References

  1. Bolman, L., & Deal, T. (2013). Reframing organizations: Artistry, choice, and leadership. San Francisco: Jossey-Bass.Google Scholar
  2. Bryk, A. S., Gomez, L. M., & Grunow, A. (2010). Getting ideas into action: Building networked improvement communities in education. Stanford: Carnegie Foundation for the Advancement of Teaching. Retrieved from http://www.carnegiefoundation.org/spotlight/webinar-bryk-gomez-building-networked-improvement-communities-in-education
  3. Community. (n.d.). Retrieved June 22, 2017, from https://www.merriam-webster.com/dictionary/community
  4. Drago-Severson, E. (2012). New opportunities for principal leadership: Shaping school climates for enhanced teacher development. Teachers College Record, 114(030306), 1–44.Google Scholar
  5. Drago-Severson, E., & Blum-DeStefano, J. (2014). Leadership for transformational learning: A developmental approach to supporting leaders’ thinking and practice. Journal of Research on Leadership Education, 9(2), 113–141.CrossRefGoogle Scholar
  6. DuFour, R. (2004). What is a professional learning community? Educational Leadership, 61(8), 6–11.Google Scholar
  7. DuFour, R. (2011). Work together, but only if you want to. Kappan Magazine, 92(5), 57–61.Google Scholar
  8. DuFour, R., & Fullan, M. (2013). Cultures built to last. Systemic plc’s at work. Bloomington: Solution Tree.Google Scholar
  9. DuFour, R., & Mattos, M. (2013). How do principals really improve schools? Educational Leadership, 70(7), 34–40.Google Scholar
  10. Fisher, D., Frey, N., & Pumpian, I. (2012). How to create a culture of achievement in your school and classroom. Alexandria, VA: Association for Supervision and Curriculum Development.Google Scholar
  11. Fullan, M. (2008a). Change leader. San Francisco: Jossey-Bass.Google Scholar
  12. Fullan, M. (2008b). The six secrets of change: What the best leaders do to help their organizations survive and thrive. San Francisco: Jossey-Bass.Google Scholar
  13. Fullan, M. (2014). The principal: Three keys to maximizing impact. San Francisco: Jossey-Bass.Google Scholar
  14. Glickman, C. (2002). Leadership for learning. Alexandria: Association for Supervision and Curriculum Development.Google Scholar
  15. Gruenert, S., & Whitaker, T. (2015). School culture rewired: How to define, assess, and transform it. Alexandria: Association for Supervision and Curriculum Development.Google Scholar
  16. Hargreaves, A., & Fullan, M. (2013). The power of professional capital. Journal of Staff Development, 34(3), 36–39.Google Scholar
  17. Hattie, J. (2009). Visible learning: A synthesis of over 800 meta-analyses relating to achievement. New York: Routledge.Google Scholar
  18. Jacobs, H. (2010). Curriculum 21: Essential education for a changing world. Alexandria: Association for Curriculum and Development.Google Scholar
  19. Leithwood, K., Seashore Louis, K., Stephen Anderson, S., & Wahlstrom, K. (2004). How leadership influences student learning. Center for Applied Research and Educational Improvement. Retrieved from: http://www.wallacefoundation.org/knowledge-center/Documents/How-Leadership-Influences-Student-Learning-Executive-Summary.pdf
  20. National Policy Board for Educational Administration. (2015). Professional standards for educational leaders 2015. Reston. Retrieved from http://www.ccsso.org
  21. Printy, S., Marks, H., & Bowers, A. (2009). Integrated leadership: How principals and teachers share transformational and instructional influence. Journal of School Leadership, 19(9), 504–532.Google Scholar
  22. Schmoker, M. (2011). Focus. Alexandria: Association for School Curriculum Development.Google Scholar
  23. United States Department of Education. (2014). The excellent educators for all initiative. Washington, DC. Retrieved from http://www.ed.gov/news/press-releases/new-initiative-provide-all-students-access-great-educators

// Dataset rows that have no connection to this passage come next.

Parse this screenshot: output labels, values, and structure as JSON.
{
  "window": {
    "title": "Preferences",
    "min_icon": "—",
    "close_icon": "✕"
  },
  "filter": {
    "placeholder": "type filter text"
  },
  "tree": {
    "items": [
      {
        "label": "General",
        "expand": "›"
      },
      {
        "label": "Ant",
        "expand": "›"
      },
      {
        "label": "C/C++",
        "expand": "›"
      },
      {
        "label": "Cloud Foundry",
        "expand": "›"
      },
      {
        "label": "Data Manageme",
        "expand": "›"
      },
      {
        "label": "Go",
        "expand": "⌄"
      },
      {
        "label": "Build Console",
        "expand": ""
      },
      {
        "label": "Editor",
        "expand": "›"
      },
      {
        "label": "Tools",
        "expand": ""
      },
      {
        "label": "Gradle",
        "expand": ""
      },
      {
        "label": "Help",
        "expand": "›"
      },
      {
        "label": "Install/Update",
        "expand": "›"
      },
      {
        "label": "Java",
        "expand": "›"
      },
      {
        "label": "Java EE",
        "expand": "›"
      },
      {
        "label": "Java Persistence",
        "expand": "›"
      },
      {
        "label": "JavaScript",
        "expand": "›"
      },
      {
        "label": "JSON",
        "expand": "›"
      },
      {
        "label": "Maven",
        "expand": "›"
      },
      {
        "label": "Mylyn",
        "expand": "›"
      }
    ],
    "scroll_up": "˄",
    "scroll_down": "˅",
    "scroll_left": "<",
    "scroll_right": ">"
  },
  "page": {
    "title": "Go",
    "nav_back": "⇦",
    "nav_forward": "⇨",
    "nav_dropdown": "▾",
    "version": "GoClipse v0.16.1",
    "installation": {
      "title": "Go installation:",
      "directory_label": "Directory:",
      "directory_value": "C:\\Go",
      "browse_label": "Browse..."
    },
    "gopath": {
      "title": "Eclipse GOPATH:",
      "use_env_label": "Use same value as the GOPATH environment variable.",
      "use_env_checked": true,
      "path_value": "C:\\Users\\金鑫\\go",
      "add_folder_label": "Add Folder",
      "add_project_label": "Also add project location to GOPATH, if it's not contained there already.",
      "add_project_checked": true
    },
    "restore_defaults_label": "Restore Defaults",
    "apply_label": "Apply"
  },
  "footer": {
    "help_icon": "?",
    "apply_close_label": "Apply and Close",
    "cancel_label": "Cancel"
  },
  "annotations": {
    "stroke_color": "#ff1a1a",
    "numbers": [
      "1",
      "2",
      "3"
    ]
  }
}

Copyright information

© The Author(s) 2018

Authors and Affiliations

  • Joyce A. Mundy
    • 1
  1. 1.Stetson UniversityDeLandUSA

Personalised recommendations